More than 140 countries representing over ninety per cent of the world’s forests committed to halt and reverse forest loss and land degradation by 2030. Donor countries and philanthropists put unprecedented levels of finance on the table: almost USD$20m. We saw hard-won commitments from all the main Multilateral Development Banks – including the World Bank – to align their portfolios not only with the Paris goals, but with nature. There was a commitment from the world’s biggest buyers of agricultural commodities that their buying policies will be aligned with 1.5 degrees and our overall deforestation goals. And we had commitments from financial institutions with nearly USD$9 trillion in assets that they, too, will align their portfolios with these same deforestation goals.
Crucially, we also secured financial commitments to support indigenous people and help local communities protect their homes.

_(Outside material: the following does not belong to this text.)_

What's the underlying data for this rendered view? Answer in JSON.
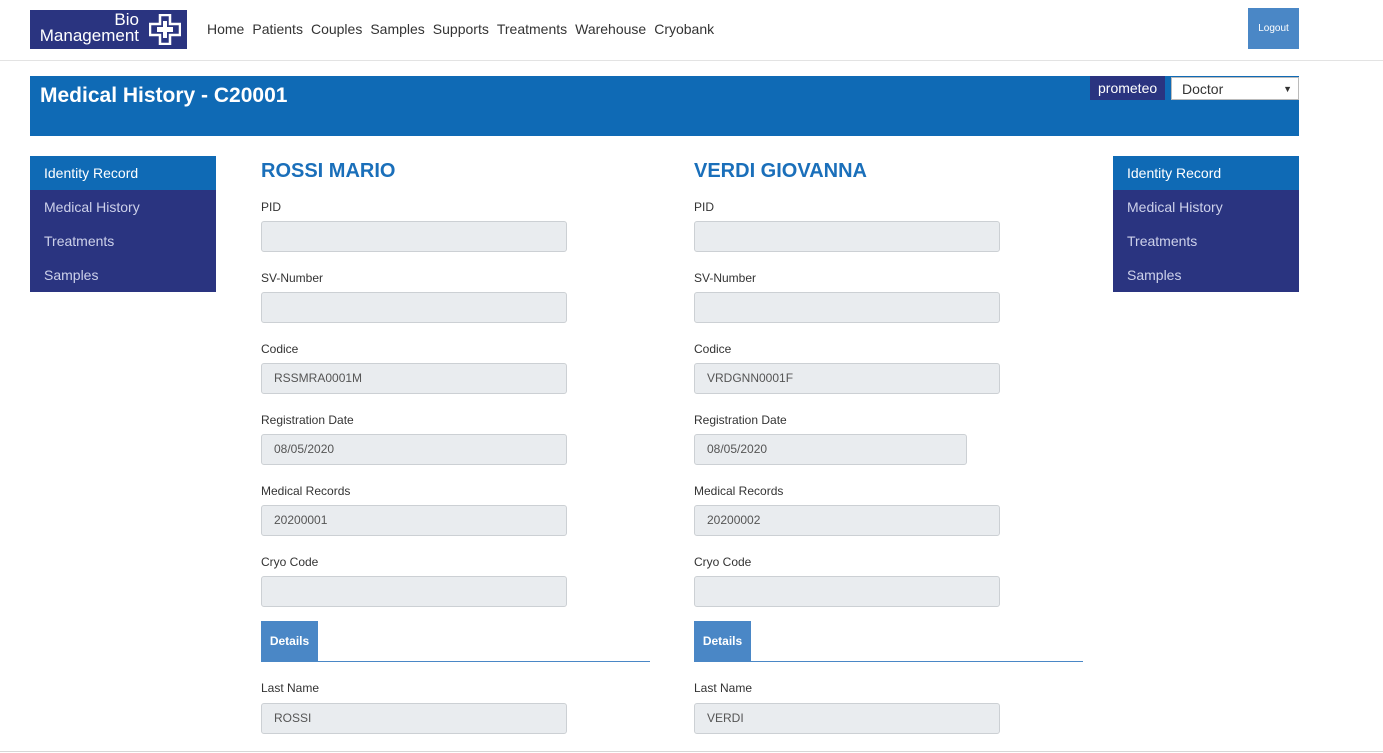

It is not a coincidence that eighty per cent of forest biodiversity can be found in indigenous lands; they have protected those lands for generations and often in the face of threats to their lives. With the nearly USD$2 billion secured, so too can land tenure for indigenous communities be secured. And given the huge importance to all of us of extensive biomes of the Congo Basin, Indonesia and the Amazon, funds were secured alongside national commitments to protect and restore those areas too. The UK committed at least £300m to support Colombia and other Amazon countries in their efforts to protect and restore their forests.
Individually, these were big commitments, each of them bigger by far than anything we have seen before. Combined, they are bigger still, with each part reinforcing the other. It was, for example, the very strong signal from the commodity buyers that enabled us to get some of the more reluctant forest countries over the line. Above all, it was the inspiring leadership of big-ocean biodiverse forest countries like Colombia that made it possible for the UK Presidency to ask others to reimagine what is possible. The commitment and energy of countries like Costa Rica, Gabon, Pakistan and, of course, Colombia was visibly infectious and encouraged others to step up.
So alongside the big announcements on forests and land use, and before the formal negotiations even began, there were other world- leading commitments. President Duque, for instance, announced at COP that Colombia, Panama, Ecuador and Costa Rica will be creating a single coherent and connected marine protected area covering more than 500,000 km² of ocean – protecting key migratory routes for sea turtles, whales, sharks, and rays and boosting commercial stocks in surrounding waters. It is exactly that level of ambition and leadership the world needs, and I’m looking forward to the UK actively supporting this wonderful initiative.
What was secured for our forests at COP26 in Glasgow represents the turning point we urgently need. But we know that the gap between where we are now and where we need to be by the end of this decade is vast – and that promises are only valuable in so far as they are honoured. So in the year of our COP Presidency – and beyond – the UK will do everything we can to maintain momentum, inject real accountability and catalyse action. I have no doubt that the powerful partnership between the UK and Colombia will continue to be at the forefront of making that happen.
15 December 2021
The London Magazine